Survival in a Hostile Environment:
The very fact that Christianity could have survived with such public and extraordinary truth claims is offered as a line of external evidence. That Christianity had its hostile objectors is supported by all the evidence, internal and external. The objectors of Christianity had every opportunity to expose the fabrication of the resurrection if it were truly a fabrication. The fact that those who were hostile to Christianity did not put forth a substantial or unified case against it adds to its historicity.
According to Gregory Boyd,
“Christianity was born in a very hostile environment. There were contemporaries who would have refuted the Gospel portrait of Jesus—if they could have. The leaders of Judaism in the first century saw Christianity as a pernicious cult and would have loved to see it stamped out. And this would have been easy to do—if the ‘cult’ had been based on fabrications. Why, just bringing forth the body of the slain Jesus would have been sufficient to extinguish Christianity once and for all. In spite of this, however, Christianity exploded. . . . Even those who remained opposed to Christianity did not deny that Jesus did miracles, and did not deny that His tomb was empty.” (Gregory Boyd, Letters from a Skeptic [Colorado Springs, CO: Cook Communication Ministries, 2003], 85-86).
Considering the internal and external arguments for the resurrection of Christ, I don’t ask anyone to look to one of these lines of evidence alone, but to consider the cumulative case. It is very impressive. If the resurrection indeed occurred, it would be hard to expect more evidence. In fact, what we would expect is exactly what we have.

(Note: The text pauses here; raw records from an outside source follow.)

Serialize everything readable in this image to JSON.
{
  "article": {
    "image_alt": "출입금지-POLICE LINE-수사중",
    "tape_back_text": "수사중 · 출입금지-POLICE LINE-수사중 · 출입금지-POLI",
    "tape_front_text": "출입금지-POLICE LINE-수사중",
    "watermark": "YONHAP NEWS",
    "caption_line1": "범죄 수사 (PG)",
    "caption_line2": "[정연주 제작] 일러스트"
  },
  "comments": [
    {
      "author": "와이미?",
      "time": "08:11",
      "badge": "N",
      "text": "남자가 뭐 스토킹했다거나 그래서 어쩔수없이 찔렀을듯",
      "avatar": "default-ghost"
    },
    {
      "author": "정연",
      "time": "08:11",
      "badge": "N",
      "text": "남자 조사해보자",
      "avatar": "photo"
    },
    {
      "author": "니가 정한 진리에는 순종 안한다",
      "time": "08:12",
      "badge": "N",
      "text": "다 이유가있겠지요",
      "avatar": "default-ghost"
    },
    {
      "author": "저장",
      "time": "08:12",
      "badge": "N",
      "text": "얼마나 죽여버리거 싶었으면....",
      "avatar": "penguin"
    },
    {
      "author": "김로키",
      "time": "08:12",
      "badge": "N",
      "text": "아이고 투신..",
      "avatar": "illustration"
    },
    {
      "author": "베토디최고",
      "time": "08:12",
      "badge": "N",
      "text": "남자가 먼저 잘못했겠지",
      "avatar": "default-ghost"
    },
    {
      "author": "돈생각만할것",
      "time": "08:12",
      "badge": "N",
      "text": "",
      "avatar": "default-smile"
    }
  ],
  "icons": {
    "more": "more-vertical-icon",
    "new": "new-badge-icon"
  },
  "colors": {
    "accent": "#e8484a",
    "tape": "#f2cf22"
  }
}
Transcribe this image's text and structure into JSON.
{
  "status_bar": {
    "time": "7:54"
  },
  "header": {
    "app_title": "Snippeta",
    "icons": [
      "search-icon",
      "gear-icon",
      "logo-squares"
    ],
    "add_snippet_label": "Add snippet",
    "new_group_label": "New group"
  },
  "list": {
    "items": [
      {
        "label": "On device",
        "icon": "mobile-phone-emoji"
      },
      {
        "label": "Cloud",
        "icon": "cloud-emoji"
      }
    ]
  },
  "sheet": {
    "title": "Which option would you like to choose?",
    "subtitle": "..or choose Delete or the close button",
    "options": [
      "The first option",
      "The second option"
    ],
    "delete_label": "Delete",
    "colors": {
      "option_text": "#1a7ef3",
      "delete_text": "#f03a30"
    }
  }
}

Of course, alternatives to each one of these could be and have been offered. Alternatives to many well established historical events have been offered as well, including the Holocaust, the landing on the moon, and the death of Elvis. However, in most cases the alternatives go against the obvious. In the end, all other alternatives for the resurrection, while possible, are completely improbable and take a greater leap of faith than believing that Christ rose from the grave. The simplest explanation is always the best. The simplest explanation to the data here is that Christ did rise from the grave. Those who deny the resurrection do so not on the basis of the evidence, but because they have other presuppositions that won’t allow them to believe. The historical evidence is simply too strong.
I believe that any objective historian must look to the evidence for the resurrection of Christ and concluded that he is indeed risen.